__EXERCISE REQUIREMENTS__. Filter the entries beneath this task, copying only the lines that hold the word "subtitle".

__INFORMATION PROVIDED__.
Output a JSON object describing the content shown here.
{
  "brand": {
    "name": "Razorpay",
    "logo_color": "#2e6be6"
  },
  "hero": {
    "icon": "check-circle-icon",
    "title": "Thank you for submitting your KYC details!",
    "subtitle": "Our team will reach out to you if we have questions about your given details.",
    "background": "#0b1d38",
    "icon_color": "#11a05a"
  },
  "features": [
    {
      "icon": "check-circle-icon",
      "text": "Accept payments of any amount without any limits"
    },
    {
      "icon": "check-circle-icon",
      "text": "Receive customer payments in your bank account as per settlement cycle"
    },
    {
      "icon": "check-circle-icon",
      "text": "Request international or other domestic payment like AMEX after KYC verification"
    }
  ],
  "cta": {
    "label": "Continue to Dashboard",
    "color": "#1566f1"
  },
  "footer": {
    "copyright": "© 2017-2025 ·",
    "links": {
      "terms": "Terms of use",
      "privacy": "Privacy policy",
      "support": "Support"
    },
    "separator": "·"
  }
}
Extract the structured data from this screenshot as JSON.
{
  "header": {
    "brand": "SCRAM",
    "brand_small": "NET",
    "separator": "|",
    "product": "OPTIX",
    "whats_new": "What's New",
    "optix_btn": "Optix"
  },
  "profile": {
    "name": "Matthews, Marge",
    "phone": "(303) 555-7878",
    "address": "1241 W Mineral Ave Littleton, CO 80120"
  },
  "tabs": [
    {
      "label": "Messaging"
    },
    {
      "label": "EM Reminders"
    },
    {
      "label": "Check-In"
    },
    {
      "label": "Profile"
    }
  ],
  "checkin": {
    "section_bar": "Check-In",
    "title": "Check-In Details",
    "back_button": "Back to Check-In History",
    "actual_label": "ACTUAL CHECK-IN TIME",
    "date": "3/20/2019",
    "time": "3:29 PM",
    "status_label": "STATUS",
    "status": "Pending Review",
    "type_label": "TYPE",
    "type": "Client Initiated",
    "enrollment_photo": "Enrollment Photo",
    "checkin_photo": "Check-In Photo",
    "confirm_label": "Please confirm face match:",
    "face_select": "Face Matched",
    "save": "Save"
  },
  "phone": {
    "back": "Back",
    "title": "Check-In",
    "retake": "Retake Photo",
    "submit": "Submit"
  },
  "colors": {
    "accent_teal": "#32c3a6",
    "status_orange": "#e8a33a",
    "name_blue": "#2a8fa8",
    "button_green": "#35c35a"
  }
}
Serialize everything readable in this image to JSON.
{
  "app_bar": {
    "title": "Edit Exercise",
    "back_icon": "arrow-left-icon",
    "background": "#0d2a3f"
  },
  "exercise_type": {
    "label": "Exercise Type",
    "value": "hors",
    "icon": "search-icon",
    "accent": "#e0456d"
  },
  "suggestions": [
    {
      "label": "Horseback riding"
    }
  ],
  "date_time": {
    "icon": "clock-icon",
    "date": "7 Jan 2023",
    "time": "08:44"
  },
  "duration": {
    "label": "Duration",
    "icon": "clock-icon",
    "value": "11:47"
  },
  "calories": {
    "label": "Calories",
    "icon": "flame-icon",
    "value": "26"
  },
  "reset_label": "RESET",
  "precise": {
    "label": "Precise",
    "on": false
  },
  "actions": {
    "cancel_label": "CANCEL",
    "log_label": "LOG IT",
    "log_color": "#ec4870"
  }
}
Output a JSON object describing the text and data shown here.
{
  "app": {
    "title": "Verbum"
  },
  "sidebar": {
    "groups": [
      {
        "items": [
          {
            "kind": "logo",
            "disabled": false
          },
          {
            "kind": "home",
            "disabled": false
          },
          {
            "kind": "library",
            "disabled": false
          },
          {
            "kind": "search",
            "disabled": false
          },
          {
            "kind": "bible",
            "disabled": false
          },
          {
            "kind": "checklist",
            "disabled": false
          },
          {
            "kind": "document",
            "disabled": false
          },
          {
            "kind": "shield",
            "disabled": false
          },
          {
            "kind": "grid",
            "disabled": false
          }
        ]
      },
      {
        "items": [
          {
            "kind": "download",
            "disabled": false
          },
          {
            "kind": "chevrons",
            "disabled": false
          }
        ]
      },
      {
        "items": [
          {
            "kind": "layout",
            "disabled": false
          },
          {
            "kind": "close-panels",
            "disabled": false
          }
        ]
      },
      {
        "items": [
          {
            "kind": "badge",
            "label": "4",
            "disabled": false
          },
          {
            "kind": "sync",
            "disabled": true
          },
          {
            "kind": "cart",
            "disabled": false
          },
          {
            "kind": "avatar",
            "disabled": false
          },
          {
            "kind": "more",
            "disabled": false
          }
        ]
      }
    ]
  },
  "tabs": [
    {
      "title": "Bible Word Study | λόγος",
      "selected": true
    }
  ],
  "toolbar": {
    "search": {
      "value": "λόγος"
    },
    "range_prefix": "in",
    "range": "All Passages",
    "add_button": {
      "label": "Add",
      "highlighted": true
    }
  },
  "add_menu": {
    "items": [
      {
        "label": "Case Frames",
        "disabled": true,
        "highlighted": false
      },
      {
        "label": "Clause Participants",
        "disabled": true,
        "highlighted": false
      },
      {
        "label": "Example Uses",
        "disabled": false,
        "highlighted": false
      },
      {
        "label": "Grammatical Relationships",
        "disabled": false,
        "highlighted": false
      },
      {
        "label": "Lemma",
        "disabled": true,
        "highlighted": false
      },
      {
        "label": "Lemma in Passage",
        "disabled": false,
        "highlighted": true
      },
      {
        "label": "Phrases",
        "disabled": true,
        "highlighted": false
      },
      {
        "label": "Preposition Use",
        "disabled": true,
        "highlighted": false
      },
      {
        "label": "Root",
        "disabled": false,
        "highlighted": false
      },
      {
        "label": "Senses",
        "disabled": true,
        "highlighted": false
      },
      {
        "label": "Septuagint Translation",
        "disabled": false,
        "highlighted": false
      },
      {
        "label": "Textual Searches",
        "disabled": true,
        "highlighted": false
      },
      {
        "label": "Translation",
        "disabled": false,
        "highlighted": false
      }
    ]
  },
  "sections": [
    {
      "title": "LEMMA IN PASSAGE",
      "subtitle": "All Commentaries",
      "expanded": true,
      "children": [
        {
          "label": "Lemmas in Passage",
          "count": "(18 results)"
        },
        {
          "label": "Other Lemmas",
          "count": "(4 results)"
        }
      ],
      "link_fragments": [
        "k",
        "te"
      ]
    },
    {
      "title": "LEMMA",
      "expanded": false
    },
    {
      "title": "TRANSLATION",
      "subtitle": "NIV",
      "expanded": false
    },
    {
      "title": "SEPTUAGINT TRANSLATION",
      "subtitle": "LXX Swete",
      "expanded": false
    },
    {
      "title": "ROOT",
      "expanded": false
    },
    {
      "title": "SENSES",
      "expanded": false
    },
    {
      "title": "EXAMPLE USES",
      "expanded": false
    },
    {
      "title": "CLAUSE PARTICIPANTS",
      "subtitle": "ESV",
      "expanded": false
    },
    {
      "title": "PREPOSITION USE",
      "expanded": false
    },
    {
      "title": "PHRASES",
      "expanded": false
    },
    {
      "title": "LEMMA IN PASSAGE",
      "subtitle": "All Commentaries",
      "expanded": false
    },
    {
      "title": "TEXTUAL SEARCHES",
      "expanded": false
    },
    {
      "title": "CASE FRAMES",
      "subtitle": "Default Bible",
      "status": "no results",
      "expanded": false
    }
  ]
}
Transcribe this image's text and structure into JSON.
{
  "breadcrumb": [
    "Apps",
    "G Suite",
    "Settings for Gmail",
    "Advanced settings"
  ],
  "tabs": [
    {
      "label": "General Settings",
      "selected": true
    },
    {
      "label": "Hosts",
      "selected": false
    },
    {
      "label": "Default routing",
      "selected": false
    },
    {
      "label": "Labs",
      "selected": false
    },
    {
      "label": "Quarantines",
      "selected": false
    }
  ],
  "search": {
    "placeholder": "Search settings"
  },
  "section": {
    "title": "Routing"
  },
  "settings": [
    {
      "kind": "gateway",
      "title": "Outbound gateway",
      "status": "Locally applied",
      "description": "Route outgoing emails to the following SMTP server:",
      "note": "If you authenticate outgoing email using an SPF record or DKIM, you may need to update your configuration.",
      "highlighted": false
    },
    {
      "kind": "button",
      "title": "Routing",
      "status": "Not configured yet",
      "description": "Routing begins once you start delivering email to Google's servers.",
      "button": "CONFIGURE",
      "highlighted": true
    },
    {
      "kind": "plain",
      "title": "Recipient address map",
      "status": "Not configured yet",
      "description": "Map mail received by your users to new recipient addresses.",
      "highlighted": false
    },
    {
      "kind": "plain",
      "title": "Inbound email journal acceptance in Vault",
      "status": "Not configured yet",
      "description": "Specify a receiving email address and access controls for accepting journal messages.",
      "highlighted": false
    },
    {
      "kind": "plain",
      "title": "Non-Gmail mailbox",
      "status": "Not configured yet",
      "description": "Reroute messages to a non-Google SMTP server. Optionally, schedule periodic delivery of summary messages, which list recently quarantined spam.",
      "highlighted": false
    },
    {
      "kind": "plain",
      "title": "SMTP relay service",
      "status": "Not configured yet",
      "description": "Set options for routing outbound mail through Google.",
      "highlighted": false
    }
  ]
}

__OUTPUT OF THE TASK__.
    "subtitle": "Our team will reach out to you if we have questions about your given details.",
      "subtitle": "All Commentaries",
      "subtitle": "NIV",
      "subtitle": "LXX Swete",
      "subtitle": "ESV",
      "subtitle": "All Commentaries",
      "subtitle": "Default Bible",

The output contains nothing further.